═════ DATA FOR THIS TASK

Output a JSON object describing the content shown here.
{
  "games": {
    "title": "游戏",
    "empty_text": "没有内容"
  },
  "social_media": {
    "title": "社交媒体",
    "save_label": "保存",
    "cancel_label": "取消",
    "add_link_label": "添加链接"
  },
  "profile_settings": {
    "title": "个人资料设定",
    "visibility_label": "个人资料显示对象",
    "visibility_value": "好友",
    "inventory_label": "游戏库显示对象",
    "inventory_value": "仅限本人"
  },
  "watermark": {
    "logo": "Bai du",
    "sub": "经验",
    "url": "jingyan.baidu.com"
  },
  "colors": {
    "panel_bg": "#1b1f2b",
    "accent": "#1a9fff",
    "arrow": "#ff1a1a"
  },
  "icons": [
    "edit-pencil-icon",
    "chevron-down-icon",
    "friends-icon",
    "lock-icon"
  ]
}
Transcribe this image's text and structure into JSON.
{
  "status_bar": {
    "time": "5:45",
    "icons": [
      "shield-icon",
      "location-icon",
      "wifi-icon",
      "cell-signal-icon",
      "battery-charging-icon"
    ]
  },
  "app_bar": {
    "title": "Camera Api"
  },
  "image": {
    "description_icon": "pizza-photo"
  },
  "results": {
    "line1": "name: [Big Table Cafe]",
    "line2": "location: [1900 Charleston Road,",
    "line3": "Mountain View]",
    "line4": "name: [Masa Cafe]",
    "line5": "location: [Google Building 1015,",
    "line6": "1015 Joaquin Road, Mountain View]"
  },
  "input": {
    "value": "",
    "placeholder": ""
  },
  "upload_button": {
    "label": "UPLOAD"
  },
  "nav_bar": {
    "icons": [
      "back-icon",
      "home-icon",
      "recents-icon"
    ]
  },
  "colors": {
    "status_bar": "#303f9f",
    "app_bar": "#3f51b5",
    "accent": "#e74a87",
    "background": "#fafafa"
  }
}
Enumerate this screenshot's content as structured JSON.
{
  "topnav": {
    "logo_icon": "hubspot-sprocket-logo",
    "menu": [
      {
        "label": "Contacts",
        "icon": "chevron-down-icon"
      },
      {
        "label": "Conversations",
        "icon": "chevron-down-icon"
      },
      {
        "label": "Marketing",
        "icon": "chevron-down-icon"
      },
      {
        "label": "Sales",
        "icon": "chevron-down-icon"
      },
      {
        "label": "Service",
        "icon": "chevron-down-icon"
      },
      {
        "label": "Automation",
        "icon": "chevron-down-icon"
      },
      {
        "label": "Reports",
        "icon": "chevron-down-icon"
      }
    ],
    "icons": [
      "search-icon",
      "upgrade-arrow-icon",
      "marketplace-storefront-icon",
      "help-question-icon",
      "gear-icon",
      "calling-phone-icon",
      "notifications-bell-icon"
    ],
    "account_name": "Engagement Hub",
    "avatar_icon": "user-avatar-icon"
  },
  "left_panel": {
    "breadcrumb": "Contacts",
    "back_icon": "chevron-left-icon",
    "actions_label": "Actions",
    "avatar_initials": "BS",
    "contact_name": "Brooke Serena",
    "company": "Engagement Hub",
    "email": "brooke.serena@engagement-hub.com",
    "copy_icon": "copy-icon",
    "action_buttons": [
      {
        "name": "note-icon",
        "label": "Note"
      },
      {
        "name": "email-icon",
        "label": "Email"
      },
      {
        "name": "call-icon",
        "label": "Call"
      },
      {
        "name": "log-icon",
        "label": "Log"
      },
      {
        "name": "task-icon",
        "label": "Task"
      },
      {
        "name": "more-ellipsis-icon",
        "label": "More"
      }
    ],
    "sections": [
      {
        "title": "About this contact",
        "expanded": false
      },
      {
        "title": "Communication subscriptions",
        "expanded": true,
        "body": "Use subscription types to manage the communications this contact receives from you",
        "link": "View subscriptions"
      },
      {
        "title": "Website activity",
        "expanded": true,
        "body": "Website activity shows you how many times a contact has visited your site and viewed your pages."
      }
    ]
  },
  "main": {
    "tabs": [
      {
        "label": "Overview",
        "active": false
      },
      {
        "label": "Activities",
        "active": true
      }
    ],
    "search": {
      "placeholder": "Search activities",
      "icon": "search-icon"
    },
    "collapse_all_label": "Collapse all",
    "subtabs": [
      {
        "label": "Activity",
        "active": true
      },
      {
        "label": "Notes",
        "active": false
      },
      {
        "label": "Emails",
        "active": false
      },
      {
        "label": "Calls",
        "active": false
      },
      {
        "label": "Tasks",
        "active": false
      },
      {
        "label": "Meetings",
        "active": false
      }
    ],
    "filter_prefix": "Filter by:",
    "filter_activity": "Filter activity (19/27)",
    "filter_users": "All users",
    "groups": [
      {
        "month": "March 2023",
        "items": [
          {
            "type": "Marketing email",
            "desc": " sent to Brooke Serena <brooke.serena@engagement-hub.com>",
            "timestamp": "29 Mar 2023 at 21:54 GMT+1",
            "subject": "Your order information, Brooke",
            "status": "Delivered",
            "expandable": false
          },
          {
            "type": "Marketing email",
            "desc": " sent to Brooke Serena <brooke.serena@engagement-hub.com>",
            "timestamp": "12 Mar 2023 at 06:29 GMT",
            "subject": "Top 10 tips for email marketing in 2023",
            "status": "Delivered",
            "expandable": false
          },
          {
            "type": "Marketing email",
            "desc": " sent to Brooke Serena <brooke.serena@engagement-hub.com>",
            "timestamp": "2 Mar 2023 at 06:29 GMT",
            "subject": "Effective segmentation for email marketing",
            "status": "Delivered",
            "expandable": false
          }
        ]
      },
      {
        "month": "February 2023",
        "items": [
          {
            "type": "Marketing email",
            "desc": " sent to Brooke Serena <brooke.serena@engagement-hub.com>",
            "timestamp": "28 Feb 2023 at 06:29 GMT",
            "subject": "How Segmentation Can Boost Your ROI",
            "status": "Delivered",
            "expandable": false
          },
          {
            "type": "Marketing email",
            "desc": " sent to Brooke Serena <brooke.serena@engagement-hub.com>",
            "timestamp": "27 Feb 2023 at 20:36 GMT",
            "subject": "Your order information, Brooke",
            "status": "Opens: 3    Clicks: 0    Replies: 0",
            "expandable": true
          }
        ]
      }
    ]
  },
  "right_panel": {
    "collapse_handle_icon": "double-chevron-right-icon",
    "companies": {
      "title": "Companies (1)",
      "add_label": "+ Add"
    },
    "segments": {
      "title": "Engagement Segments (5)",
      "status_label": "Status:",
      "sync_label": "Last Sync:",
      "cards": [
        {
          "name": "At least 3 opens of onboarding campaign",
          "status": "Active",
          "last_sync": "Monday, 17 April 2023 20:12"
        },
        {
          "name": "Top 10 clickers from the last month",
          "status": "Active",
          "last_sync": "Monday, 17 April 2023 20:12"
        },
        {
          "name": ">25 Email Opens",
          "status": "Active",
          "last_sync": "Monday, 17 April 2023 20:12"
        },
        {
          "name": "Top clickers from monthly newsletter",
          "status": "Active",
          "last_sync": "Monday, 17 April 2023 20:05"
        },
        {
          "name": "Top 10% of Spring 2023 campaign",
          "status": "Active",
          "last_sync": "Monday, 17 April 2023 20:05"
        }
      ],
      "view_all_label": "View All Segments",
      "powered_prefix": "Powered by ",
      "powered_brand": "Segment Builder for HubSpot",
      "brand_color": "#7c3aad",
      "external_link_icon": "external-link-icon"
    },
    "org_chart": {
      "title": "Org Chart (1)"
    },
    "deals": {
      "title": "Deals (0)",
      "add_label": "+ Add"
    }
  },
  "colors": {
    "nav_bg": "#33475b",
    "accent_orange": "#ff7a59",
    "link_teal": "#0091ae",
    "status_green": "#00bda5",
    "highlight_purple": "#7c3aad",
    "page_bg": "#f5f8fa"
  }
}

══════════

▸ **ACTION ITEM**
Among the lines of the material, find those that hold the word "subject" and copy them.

▸ **SOLVED EXERCISE**
            "subject": "Your order information, Brooke",
            "subject": "Top 10 tips for email marketing in 2023",
            "subject": "Effective segmentation for email marketing",
            "subject": "How Segmentation Can Boost Your ROI",
            "subject": "Your order information, Brooke",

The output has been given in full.